#### TASK DESCRIPTION
Omitting all pictures, print the lines of the listing from the one containing "Enumerate this screenshot's" through the final line, both ends included, with no other text.

#### EXTRACTED RECORDS
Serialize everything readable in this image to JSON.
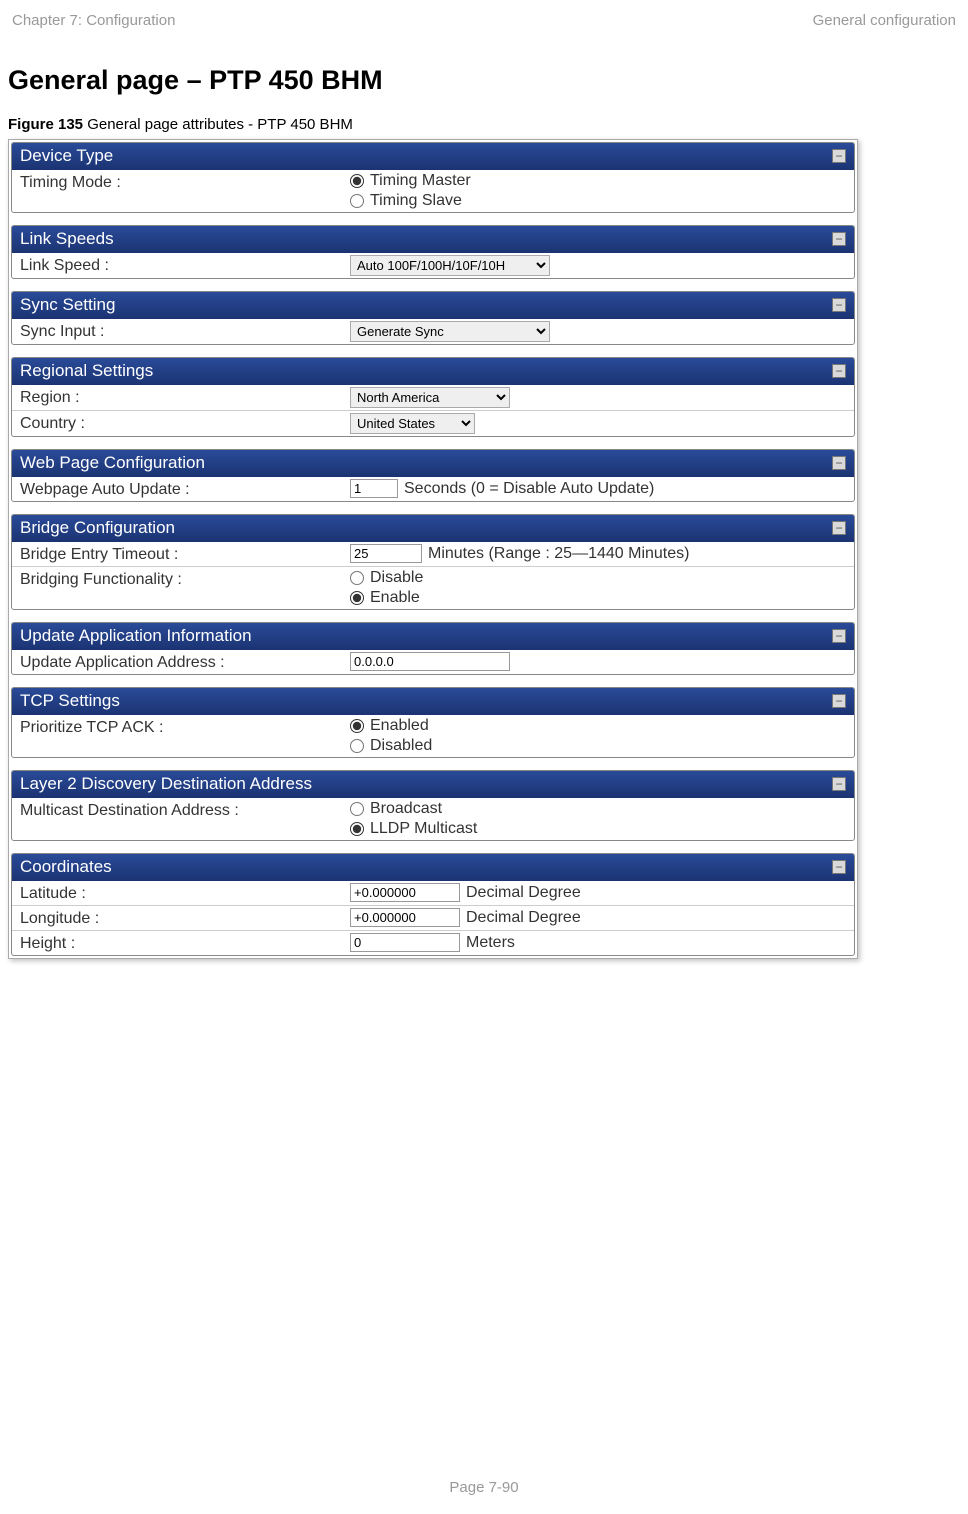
{
  "header": {
    "left": "Chapter 7:  Configuration",
    "right": "General configuration"
  },
  "title": "General page – PTP 450 BHM",
  "figure": {
    "label": "Figure 135",
    "caption": " General page attributes - PTP 450 BHM"
  },
  "panels": {
    "deviceType": {
      "title": "Device Type",
      "timingMode": {
        "label": "Timing Mode :",
        "options": [
          "Timing Master",
          "Timing Slave"
        ],
        "selected": "Timing Master"
      }
    },
    "linkSpeeds": {
      "title": "Link Speeds",
      "linkSpeed": {
        "label": "Link Speed :",
        "value": "Auto 100F/100H/10F/10H"
      }
    },
    "syncSetting": {
      "title": "Sync Setting",
      "syncInput": {
        "label": "Sync Input :",
        "value": "Generate Sync"
      }
    },
    "regional": {
      "title": "Regional Settings",
      "region": {
        "label": "Region :",
        "value": "North America"
      },
      "country": {
        "label": "Country :",
        "value": "United States"
      }
    },
    "webPage": {
      "title": "Web Page Configuration",
      "autoUpdate": {
        "label": "Webpage Auto Update :",
        "value": "1",
        "suffix": "Seconds (0 = Disable Auto Update)"
      }
    },
    "bridge": {
      "title": "Bridge Configuration",
      "timeout": {
        "label": "Bridge Entry Timeout :",
        "value": "25",
        "suffix": "Minutes (Range : 25—1440 Minutes)"
      },
      "functionality": {
        "label": "Bridging Functionality :",
        "options": [
          "Disable",
          "Enable"
        ],
        "selected": "Enable"
      }
    },
    "updateApp": {
      "title": "Update Application Information",
      "address": {
        "label": "Update Application Address :",
        "value": "0.0.0.0"
      }
    },
    "tcp": {
      "title": "TCP Settings",
      "prioritize": {
        "label": "Prioritize TCP ACK :",
        "options": [
          "Enabled",
          "Disabled"
        ],
        "selected": "Enabled"
      }
    },
    "layer2": {
      "title": "Layer 2 Discovery Destination Address",
      "multicast": {
        "label": "Multicast Destination Address :",
        "options": [
          "Broadcast",
          "LLDP Multicast"
        ],
        "selected": "LLDP Multicast"
      }
    },
    "coordinates": {
      "title": "Coordinates",
      "latitude": {
        "label": "Latitude :",
        "value": "+0.000000",
        "suffix": "Decimal Degree"
      },
      "longitude": {
        "label": "Longitude :",
        "value": "+0.000000",
        "suffix": "Decimal Degree"
      },
      "height": {
        "label": "Height :",
        "value": "0",
        "suffix": "Meters"
      }
    }
  },
  "footer": "Page 7-90"
}
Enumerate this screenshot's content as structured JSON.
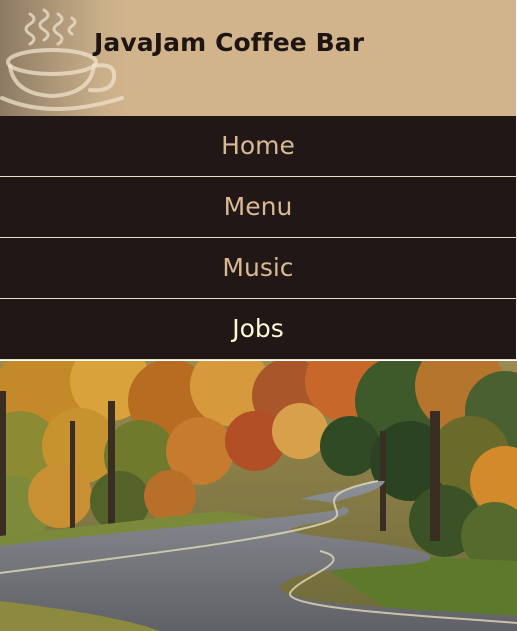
{
  "header": {
    "title": "JavaJam Coffee Bar",
    "logo_icon": "coffee-cup-icon",
    "background_color": "#d2b48c",
    "title_color": "#1e1512"
  },
  "nav": {
    "background_color": "#211716",
    "text_color": "#d8b993",
    "active_text_color": "#fff8d6",
    "divider_color": "#e9dcc6",
    "items": [
      {
        "label": "Home"
      },
      {
        "label": "Menu"
      },
      {
        "label": "Music"
      },
      {
        "label": "Jobs",
        "active": true
      }
    ]
  },
  "hero": {
    "image": "winding-road-autumn-forest"
  }
}
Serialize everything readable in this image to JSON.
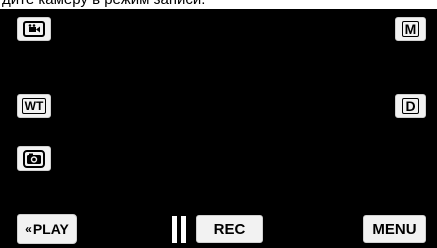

#### COMPLETED EXERCISE
Enumerate this screenshot's content as structured JSON.
{
  "header": {
    "title": "JavaJam Coffee Bar",
    "logo_icon": "coffee-cup-icon",
    "background_color": "#d2b48c",
    "title_color": "#1e1512"
  },
  "nav": {
    "background_color": "#211716",
    "text_color": "#d8b993",
    "active_text_color": "#fff8d6",
    "divider_color": "#e9dcc6",
    "items": [
      {
        "label": "Home"
      },
      {
        "label": "Menu"
      },
      {
        "label": "Music"
      },
      {
        "label": "Jobs",
        "active": true
      }
    ]
  },
  "hero": {
    "image": "winding-road-autumn-forest"
  }
}
Serialize everything readable in this image to JSON.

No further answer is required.